And this dearth of functioning technology, of course, is because the USPS is inefficient, right? Because it’s “wildly disorganized,” right? (That’s what they told me in my school economics course!)
Google, on the other hand, that privacy-disregarding, greed-filled, all-consuming ubiquitous Panopticon monstrosity—sure, I sure trust them to bring me technological progress. Private corporate tyrannies are the best!
But, taking a few steps back, perhaps, again, the USPS is “going under” because, as the article even reveals, it is “understaffed” and unfunded.
And, bringing us full circle once more: this understaffed, underfunded USPS must compete in a market, must “brand” itself, in order to survive in contemporary, moral-less neoliberal capitalism.
Meanwhile, let us not forget, whenever a government agency is “competing” against a private corporate tyranny, it will, virtually without exception, lose. This comes down to the absurd definition of “efficiency” in capitalism (see my post on the topic).
Private corporations don’t have to factor in human rights. The latter rents children wage slaves in impoverished countries by the U.S. government (typically in former colonies, where the “First” World will have cheap, disposable labor to exploit). Private corporations can easily lower their costs more than their public competitors, as the latter are committed to maintaining some kind of decent standard of living for their workers. Corporations do not share this obligation. Workers are on their own. If a worker refuses to work for low wages and no benefits, thanks to the large pool of the unemployed, a more desperate worker can be found who will.
Moreover, public institutions are responsible for externalities. Every once in a while, corporations pretend to be, but nothing could be further from the truth.
So, in the end, to beat a dead horse even deader, this horrendous Jezebel article amounts to little more than neoliberal propaganda.

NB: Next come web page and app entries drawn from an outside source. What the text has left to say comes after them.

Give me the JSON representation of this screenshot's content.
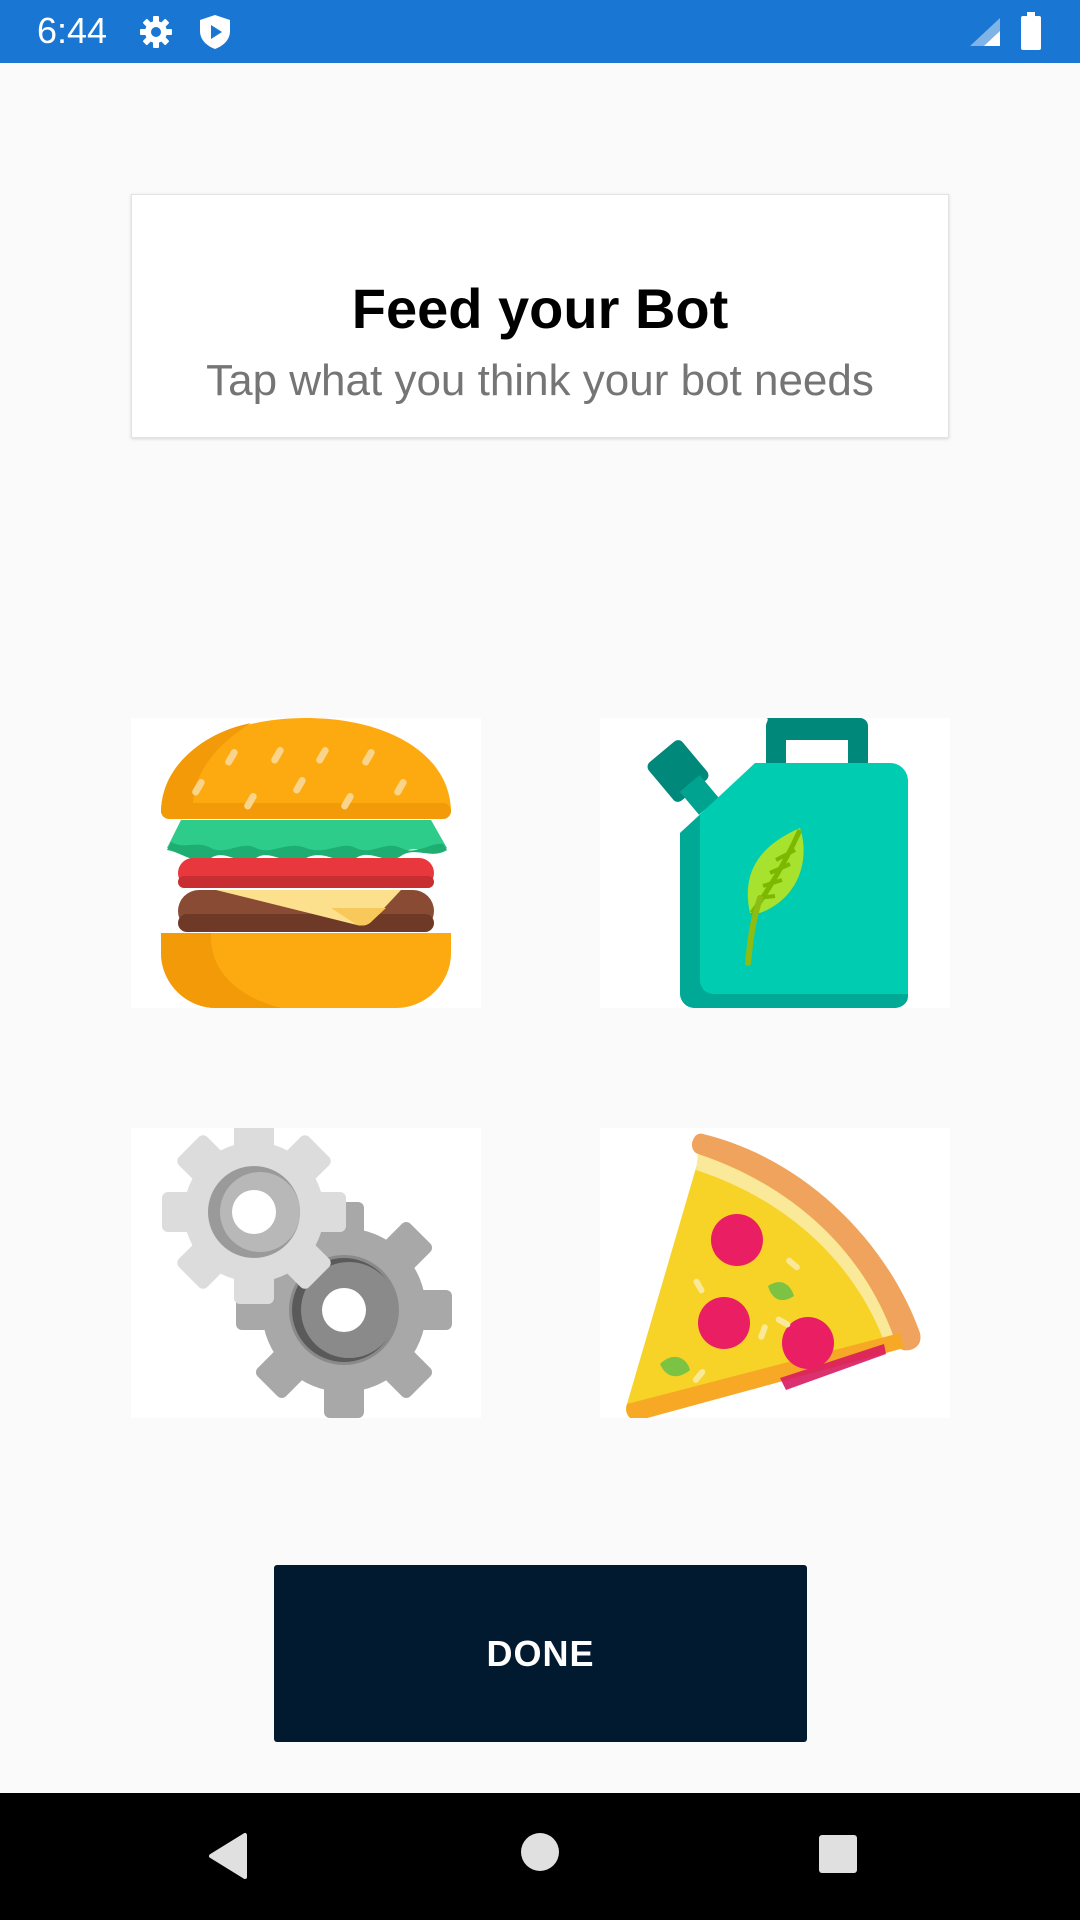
{
  "status_bar": {
    "time": "6:44",
    "icons": [
      "settings-gear-icon",
      "shield-play-icon",
      "signal-icon",
      "battery-icon"
    ],
    "background": "#1976d2"
  },
  "card": {
    "title": "Feed your Bot",
    "subtitle": "Tap what you think your bot needs"
  },
  "options": [
    {
      "icon": "burger-icon"
    },
    {
      "icon": "bio-fuel-canister-icon"
    },
    {
      "icon": "gears-icon"
    },
    {
      "icon": "pizza-slice-icon"
    }
  ],
  "done_button": {
    "label": "DONE",
    "background": "#021a2f"
  },
  "nav_bar": {
    "icons": [
      "back-icon",
      "home-icon",
      "recents-icon"
    ]
  }
}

It has become increasingly common in “comedy” for people in positions of privilege to make jokes at the expense of the less fortunate. This despicable custom is not new, of course, but has intensified in recent years with Seth MacFarlane and other bourgeois, misogynist, white supremacist men (whose tawdry humor is incredibly popular among bourgeois, misogynist, white supremacist teenage boys).
This hit piece is merely another sad attempt at such abominable disparagement. “Look how stupid the USPS is, they’re trying to sell clothes, lol!”
Don’t get me wrong, I’m all for criticizing the government (at all hours of the day and night). But this is not criticism. This is cruel laughter; this is rubbing salt in the wounds of a neoliberal spree of which, in the end, per usual, the poor will bear the brunt.
And, for the second half of the the title: We’re next?
Variations on a familiar theme: Say hello to “austerity”—or, now as they call it, “sequestration.” The euphemism changes until it is no longer a scar on the public consciousness (there’s a reason it becomes a scar on the public consciousness), but it remains the same… a fiscal knife to the gut.